◆ **What the task asks**
Extract, from the listing that follows, each line containing the word "image".

◆ **Source material**
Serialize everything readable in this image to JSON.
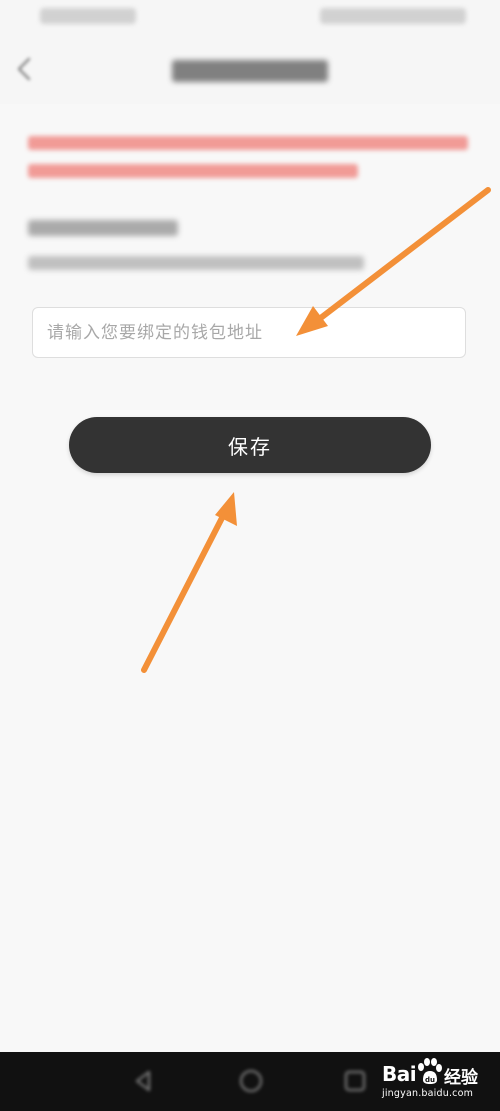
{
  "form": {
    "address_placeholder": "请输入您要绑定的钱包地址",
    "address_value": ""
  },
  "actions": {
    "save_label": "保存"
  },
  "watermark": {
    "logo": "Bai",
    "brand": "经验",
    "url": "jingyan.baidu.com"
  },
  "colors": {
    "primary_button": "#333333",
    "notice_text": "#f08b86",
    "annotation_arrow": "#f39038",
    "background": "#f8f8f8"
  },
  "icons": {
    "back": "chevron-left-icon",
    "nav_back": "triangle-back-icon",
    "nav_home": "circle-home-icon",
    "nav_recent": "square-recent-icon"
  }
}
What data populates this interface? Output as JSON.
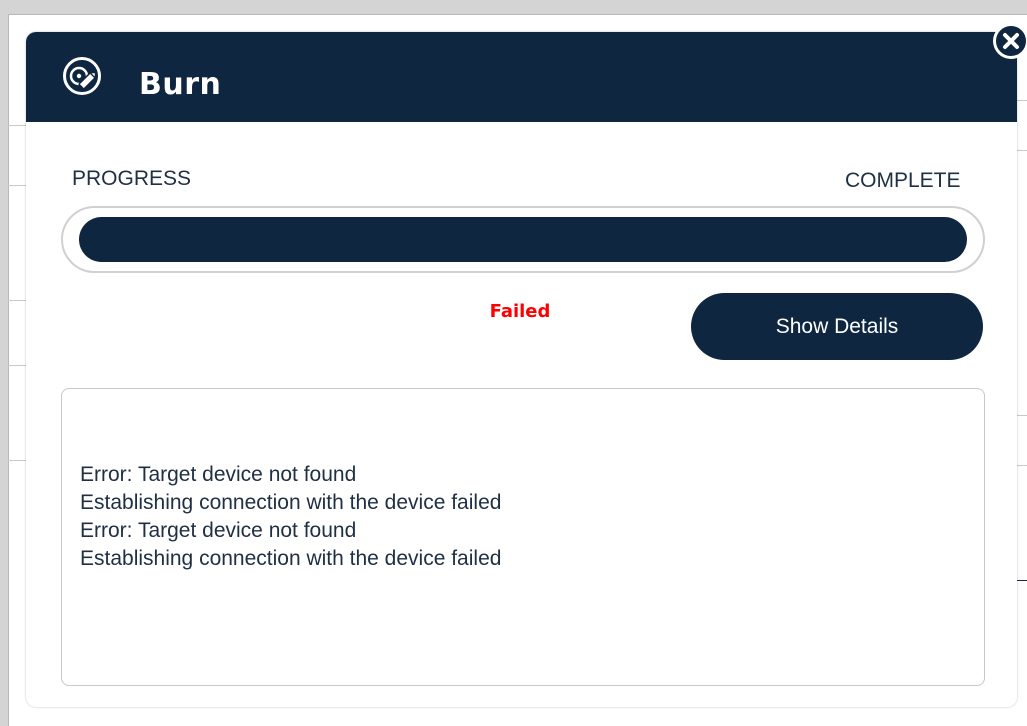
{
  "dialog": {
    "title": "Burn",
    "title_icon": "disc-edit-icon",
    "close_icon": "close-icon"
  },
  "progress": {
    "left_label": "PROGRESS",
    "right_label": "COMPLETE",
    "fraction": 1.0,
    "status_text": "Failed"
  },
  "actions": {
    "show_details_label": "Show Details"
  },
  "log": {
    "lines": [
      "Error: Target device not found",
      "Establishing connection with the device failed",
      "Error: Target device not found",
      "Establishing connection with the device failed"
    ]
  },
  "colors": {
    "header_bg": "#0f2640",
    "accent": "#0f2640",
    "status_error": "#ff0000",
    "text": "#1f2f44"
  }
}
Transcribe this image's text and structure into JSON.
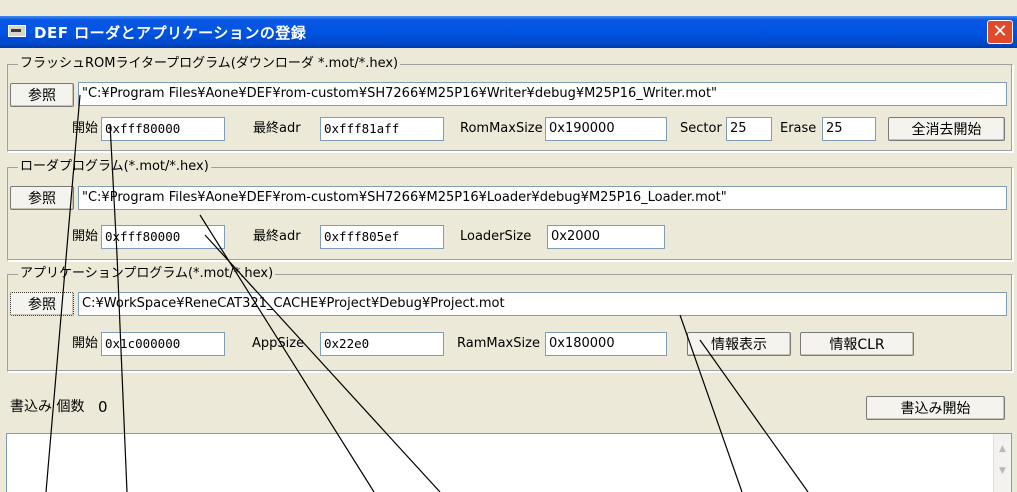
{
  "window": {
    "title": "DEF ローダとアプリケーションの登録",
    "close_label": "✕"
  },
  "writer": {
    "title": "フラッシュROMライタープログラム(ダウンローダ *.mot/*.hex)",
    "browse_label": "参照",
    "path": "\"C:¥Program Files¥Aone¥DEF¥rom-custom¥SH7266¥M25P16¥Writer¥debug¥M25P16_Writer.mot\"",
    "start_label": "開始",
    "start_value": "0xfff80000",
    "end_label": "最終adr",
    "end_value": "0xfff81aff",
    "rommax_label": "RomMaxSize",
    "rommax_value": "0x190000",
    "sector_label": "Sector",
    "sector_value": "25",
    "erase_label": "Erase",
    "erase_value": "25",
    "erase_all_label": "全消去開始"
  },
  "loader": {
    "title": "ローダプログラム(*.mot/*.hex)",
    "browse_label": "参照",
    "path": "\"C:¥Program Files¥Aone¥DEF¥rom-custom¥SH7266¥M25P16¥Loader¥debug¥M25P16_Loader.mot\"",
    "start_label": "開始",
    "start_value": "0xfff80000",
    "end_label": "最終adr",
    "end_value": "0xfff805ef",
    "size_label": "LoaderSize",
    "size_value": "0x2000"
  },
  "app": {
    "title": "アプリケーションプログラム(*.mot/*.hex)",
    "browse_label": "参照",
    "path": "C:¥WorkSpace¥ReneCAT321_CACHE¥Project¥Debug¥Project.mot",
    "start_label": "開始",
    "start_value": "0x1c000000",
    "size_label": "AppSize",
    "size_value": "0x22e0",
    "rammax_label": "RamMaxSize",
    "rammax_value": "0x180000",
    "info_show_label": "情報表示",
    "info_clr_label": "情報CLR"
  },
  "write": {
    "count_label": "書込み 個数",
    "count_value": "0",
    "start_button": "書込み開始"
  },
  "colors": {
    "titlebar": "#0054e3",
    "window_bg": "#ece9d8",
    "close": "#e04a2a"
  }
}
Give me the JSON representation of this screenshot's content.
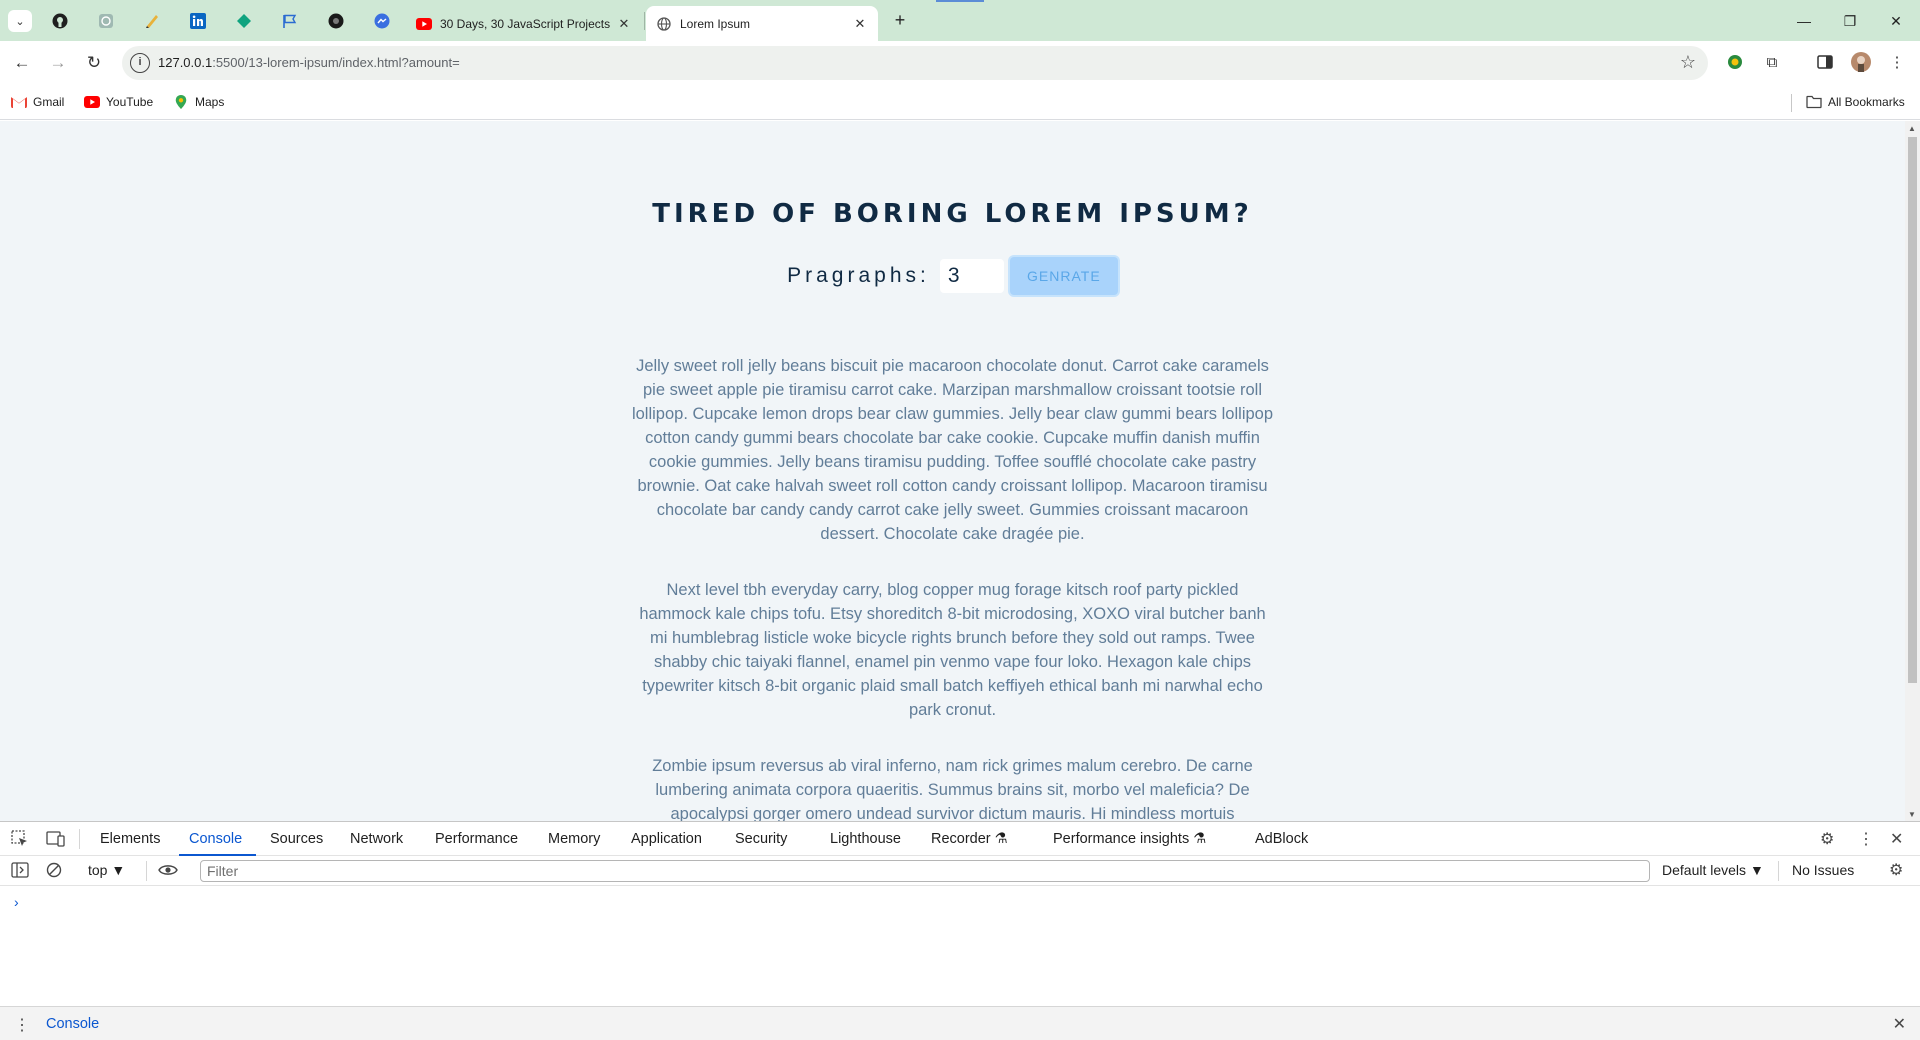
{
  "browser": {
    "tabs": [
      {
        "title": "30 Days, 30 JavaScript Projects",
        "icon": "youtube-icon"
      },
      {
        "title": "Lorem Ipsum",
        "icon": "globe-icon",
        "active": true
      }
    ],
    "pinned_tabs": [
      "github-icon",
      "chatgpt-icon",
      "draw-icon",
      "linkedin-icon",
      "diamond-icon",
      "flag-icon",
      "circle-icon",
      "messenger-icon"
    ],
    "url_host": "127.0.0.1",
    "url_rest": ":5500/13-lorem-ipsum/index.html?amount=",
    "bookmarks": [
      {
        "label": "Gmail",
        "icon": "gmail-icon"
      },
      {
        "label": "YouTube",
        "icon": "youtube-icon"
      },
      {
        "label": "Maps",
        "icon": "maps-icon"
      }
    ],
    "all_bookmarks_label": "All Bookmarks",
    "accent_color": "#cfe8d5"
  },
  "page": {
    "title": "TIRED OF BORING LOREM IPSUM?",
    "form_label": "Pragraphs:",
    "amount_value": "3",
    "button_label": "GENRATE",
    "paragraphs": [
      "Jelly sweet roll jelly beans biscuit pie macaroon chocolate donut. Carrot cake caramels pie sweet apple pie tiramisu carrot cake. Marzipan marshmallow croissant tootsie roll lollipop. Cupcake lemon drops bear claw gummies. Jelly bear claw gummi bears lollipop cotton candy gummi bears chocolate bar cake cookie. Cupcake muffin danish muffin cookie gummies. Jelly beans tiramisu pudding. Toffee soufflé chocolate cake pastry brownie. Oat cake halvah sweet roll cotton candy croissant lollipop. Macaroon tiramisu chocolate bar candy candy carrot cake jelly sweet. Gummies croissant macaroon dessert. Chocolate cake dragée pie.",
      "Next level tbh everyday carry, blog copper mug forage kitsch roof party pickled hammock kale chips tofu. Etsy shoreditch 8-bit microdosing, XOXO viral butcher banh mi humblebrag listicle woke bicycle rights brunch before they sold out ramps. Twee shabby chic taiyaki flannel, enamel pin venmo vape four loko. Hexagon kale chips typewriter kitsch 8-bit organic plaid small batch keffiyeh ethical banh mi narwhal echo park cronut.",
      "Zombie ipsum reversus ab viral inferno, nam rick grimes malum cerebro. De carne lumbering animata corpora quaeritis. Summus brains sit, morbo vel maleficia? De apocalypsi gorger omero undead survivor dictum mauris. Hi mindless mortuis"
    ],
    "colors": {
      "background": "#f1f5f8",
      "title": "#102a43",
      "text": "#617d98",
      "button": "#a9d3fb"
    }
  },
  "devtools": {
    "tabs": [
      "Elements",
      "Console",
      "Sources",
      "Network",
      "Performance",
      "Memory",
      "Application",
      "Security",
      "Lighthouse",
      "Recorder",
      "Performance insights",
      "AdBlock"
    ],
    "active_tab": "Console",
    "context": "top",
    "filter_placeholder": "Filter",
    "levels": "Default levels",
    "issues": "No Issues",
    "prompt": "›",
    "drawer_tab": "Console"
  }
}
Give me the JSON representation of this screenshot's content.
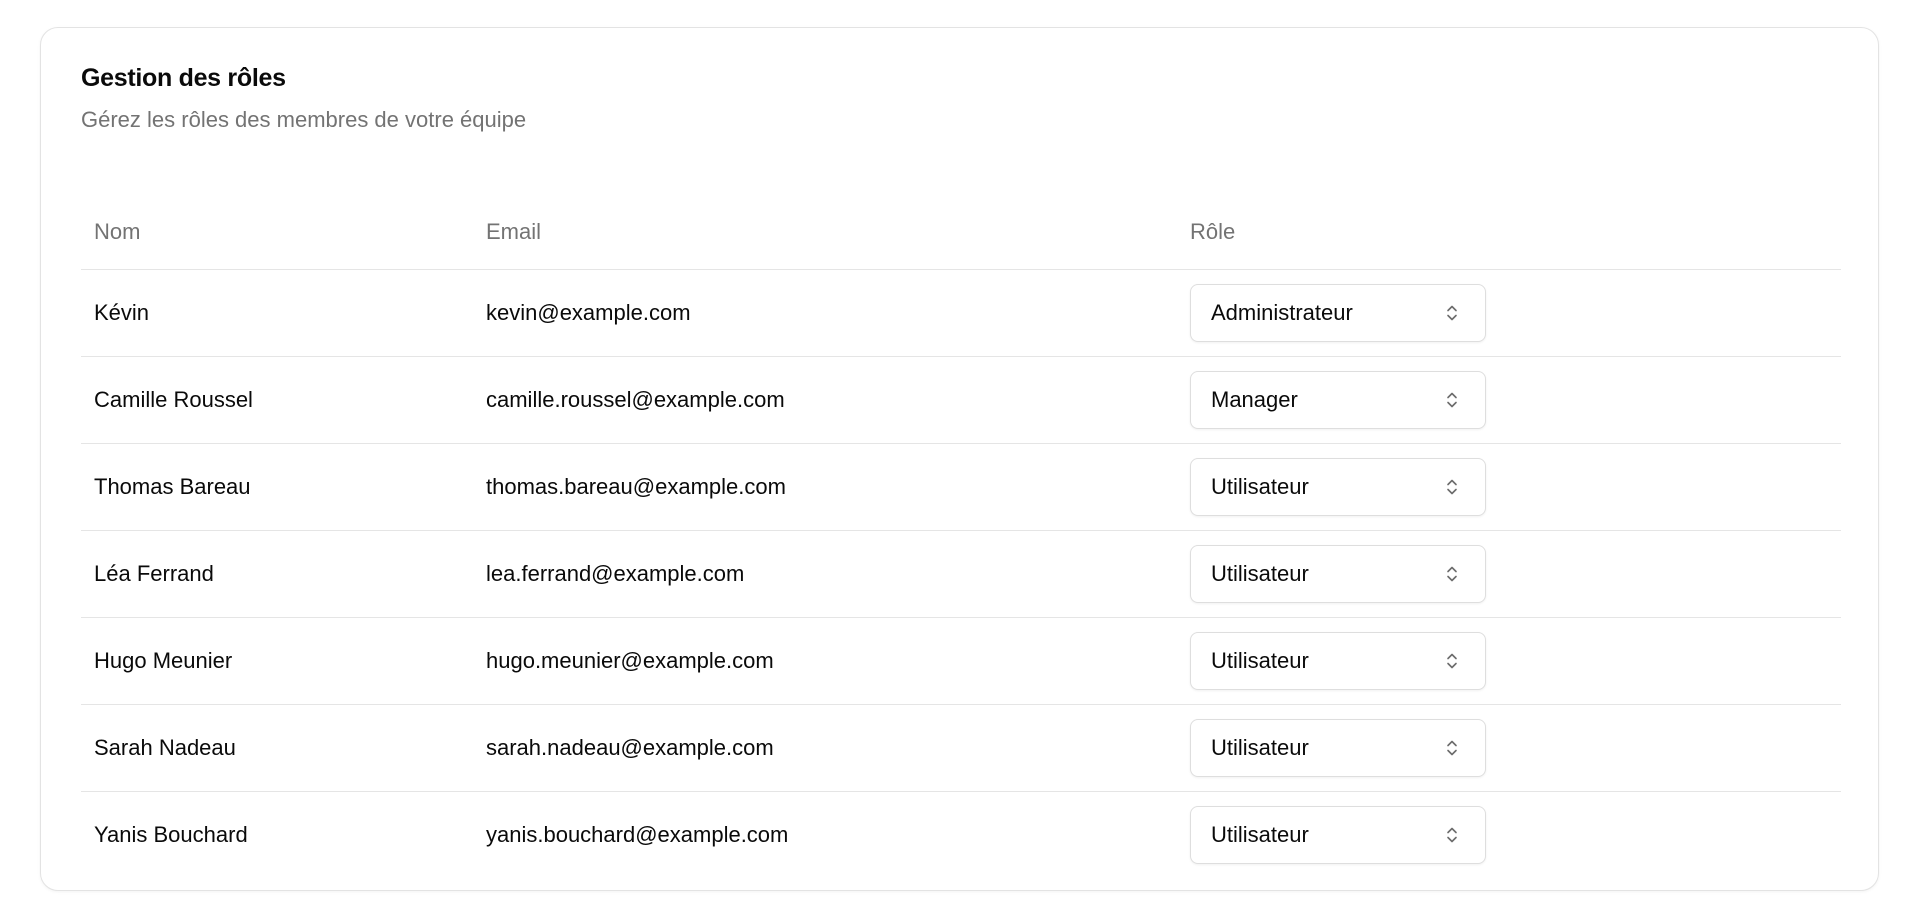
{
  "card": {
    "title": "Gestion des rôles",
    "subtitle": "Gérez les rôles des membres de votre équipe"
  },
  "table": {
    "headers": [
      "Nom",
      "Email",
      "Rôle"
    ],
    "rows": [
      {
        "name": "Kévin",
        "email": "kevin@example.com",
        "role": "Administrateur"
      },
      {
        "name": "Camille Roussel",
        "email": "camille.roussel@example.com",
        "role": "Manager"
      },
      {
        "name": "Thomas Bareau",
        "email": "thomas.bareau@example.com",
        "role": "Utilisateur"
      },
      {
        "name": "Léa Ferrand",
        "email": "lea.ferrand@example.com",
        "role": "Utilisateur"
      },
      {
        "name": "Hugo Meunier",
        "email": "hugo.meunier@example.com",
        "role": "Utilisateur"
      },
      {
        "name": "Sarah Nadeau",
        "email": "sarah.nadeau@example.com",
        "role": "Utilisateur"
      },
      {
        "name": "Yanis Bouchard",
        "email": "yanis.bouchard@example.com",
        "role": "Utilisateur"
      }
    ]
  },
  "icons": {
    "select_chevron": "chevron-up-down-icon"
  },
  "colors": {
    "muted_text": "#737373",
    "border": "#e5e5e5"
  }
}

◆ **Result below**
Serialize everything readable in this image to JSON.
Transcribe this image's text and structure into JSON.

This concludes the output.